Parks and Refuges
Alabaster Caverns State Park
Located in northwestern Oklahoma, Alabaster Caverns State Park is home to the largest gypsum cavern in the world and the only natural gypsum cave in the United States that is open to the public. Students will descend over 300 feet below the earth’s surface on a guided tour of the caverns. They will learn the geological history and significance of the alabaster rock formations and the bats that inhabit the caves. Smaller, more adventurous groups should plan ahead to hike into the canyon and spend the night in Water Cave.
Turner Falls State Park
Turner Falls State Park is an oasis hiding in the shadow of the Arbuckle Mountains. Students can enjoy swimming at the base of a jaw-dropping, 77-foot waterfall and water slides in natural swimming holes. The park is great for groups looking to cool off in the clear water or relax on the sandy beaches. There are easy hiking trails and an elaborate rock castle open for students to explore.
Endangered Ark Foundation
Endangered Ark Foundation in southeastern Oklahoma is home to America’s second-largest herd of endangered Asian elephants, many of whom are retired from the circus. The sanctuary is dedicated to educating visitors about the endangered species and the importance of wildlife protection. On tours, students learn about the care of the animals, assist in bathing and even hand-feed the gentle giants. The caretakers at the foundation are known to inspire visitors through their special connection to the animals, and getting so close to such creatures is an unforgettable experience.

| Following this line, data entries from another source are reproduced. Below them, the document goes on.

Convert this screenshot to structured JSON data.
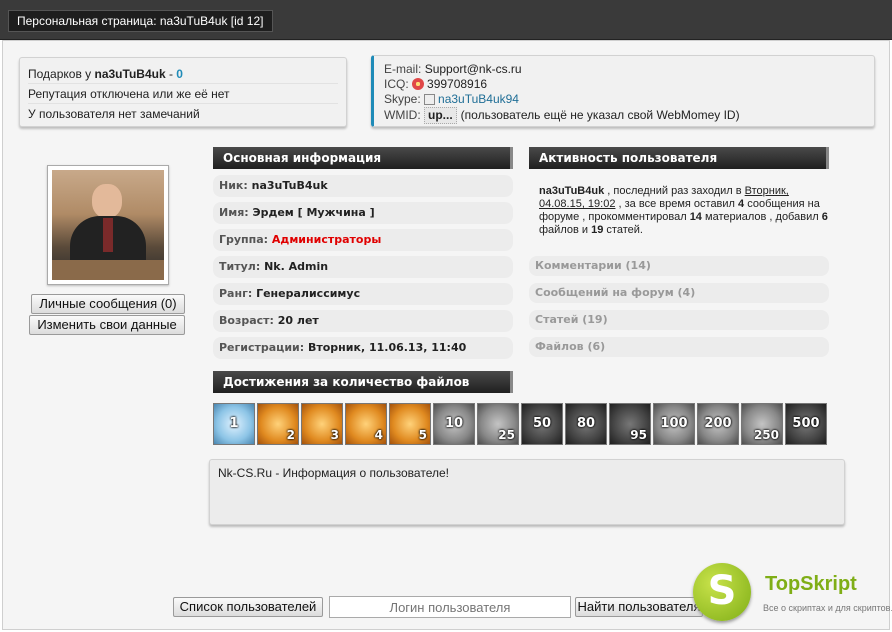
{
  "window": {
    "title": "Персональная страница: na3uTuB4uk [id 12]"
  },
  "gifts": {
    "label": "Подарков у",
    "user": "na3uTuB4uk",
    "separator": " - ",
    "count": "0",
    "reputation": "Репутация отключена или же её нет",
    "remarks": "У пользователя нет замечаний"
  },
  "contacts": {
    "email_label": "E-mail:",
    "email": "Support@nk-cs.ru",
    "icq_label": "ICQ:",
    "icq": "399708916",
    "skype_label": "Skype:",
    "skype": "na3uTuB4uk94",
    "wmid_label": "WMID:",
    "wmid_badge": "up...",
    "wmid_note": "(пользователь ещё не указал свой WebMomey ID)"
  },
  "profile_buttons": {
    "messages": "Личные сообщения (0)",
    "edit": "Изменить свои данные"
  },
  "main_info": {
    "header": "Основная информация",
    "rows": [
      {
        "key": "Ник:",
        "value": "na3uTuB4uk"
      },
      {
        "key": "Имя:",
        "value": "Эрдем [ Мужчина ]"
      },
      {
        "key": "Группа:",
        "value": "Администраторы"
      },
      {
        "key": "Титул:",
        "value": "Nk. Admin"
      },
      {
        "key": "Ранг:",
        "value": "Генералиссимус"
      },
      {
        "key": "Возраст:",
        "value": "20 лет"
      },
      {
        "key": "Регистрации:",
        "value": "Вторник, 11.06.13, 11:40"
      }
    ]
  },
  "activity": {
    "header": "Активность пользователя",
    "user": "na3uTuB4uk",
    "t1": ", последний раз заходил в",
    "last_visit": "Вторник, 04.08.15, 19:02",
    "t2": ", за все время оставил",
    "forum_count": "4",
    "t3": "сообщения на форуме , прокомментировал",
    "comment_count": "14",
    "t4": "материалов , добавил",
    "files_count": "6",
    "t5": "файлов и",
    "articles_count": "19",
    "t6": "статей.",
    "stats": [
      "Комментарии (14)",
      "Сообщений на форум (4)",
      "Статей (19)",
      "Файлов (6)"
    ]
  },
  "achievements": {
    "header": "Достижения за количество файлов",
    "badges": [
      "1",
      "2",
      "3",
      "4",
      "5",
      "10",
      "25",
      "50",
      "80",
      "95",
      "100",
      "200",
      "250",
      "500"
    ]
  },
  "about": {
    "text": "Nk-CS.Ru - Информация о пользователе!"
  },
  "footer": {
    "list_button": "Список пользователей",
    "login_placeholder": "Логин пользователя",
    "find_button": "Найти пользователя"
  },
  "logo": {
    "letter": "S",
    "name": "TopSkript",
    "tagline": "Все о скриптах и для скриптов..."
  },
  "colors": {
    "accent": "#1f8bb8",
    "red": "#e00000",
    "logo_green": "#7fae16"
  }
}
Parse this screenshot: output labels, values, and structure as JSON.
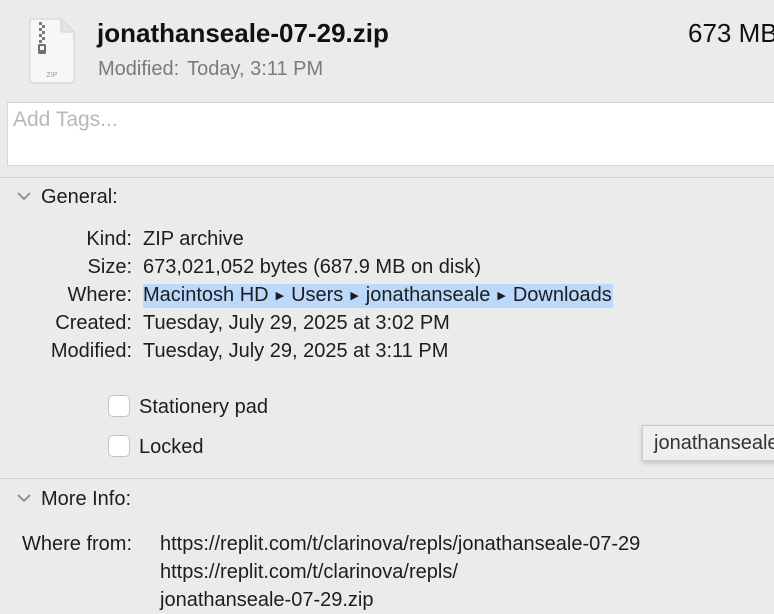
{
  "header": {
    "file_name": "jonathanseale-07-29.zip",
    "file_size": "673 MB",
    "icon_badge": "ZIP",
    "modified_label": "Modified:",
    "modified_value": "Today, 3:11 PM"
  },
  "tags": {
    "placeholder": "Add Tags..."
  },
  "general": {
    "heading": "General:",
    "kind_label": "Kind:",
    "kind_value": "ZIP archive",
    "size_label": "Size:",
    "size_value": "673,021,052 bytes (687.9 MB on disk)",
    "where_label": "Where:",
    "where_path": [
      "Macintosh HD",
      "Users",
      "jonathanseale",
      "Downloads"
    ],
    "created_label": "Created:",
    "created_value": "Tuesday, July 29, 2025 at 3:02 PM",
    "modified_label": "Modified:",
    "modified_value": "Tuesday, July 29, 2025 at 3:11 PM",
    "stationery_label": "Stationery pad",
    "stationery_checked": false,
    "locked_label": "Locked",
    "locked_checked": false
  },
  "tooltip": {
    "text": "jonathanseale"
  },
  "more_info": {
    "heading": "More Info:",
    "where_from_label": "Where from:",
    "where_from_lines": [
      "https://replit.com/t/clarinova/repls/jonathanseale-07-29",
      "https://replit.com/t/clarinova/repls/",
      "jonathanseale-07-29.zip"
    ]
  },
  "colors": {
    "background": "#ecebec",
    "selection_highlight": "#bcd8fb",
    "secondary_text": "#7b7b7b"
  }
}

Wichita Mountains Wildlife Refuge
Wichita Mountains Wildlife Refuge near Lawton offers over 59,000 acres of protected wilderness where students can experience the beauty of an idyllic, untouched mountain landscape. The refuge provides a safe home for wild buffalo, longhorn cattle, prairie dogs and elk, as well as more common wildlife. Quanah Parker Nature and Visitor Center offers interactive exhibits and educational wildlife tours to teach students about the history and ecology of the area. Hiking trails and bouldering opportunities will thrill adventurous students. Be sure to stop in the Parallel Forest, where seemingly endless expanses of huge cedar trees grow exactly six feet apart.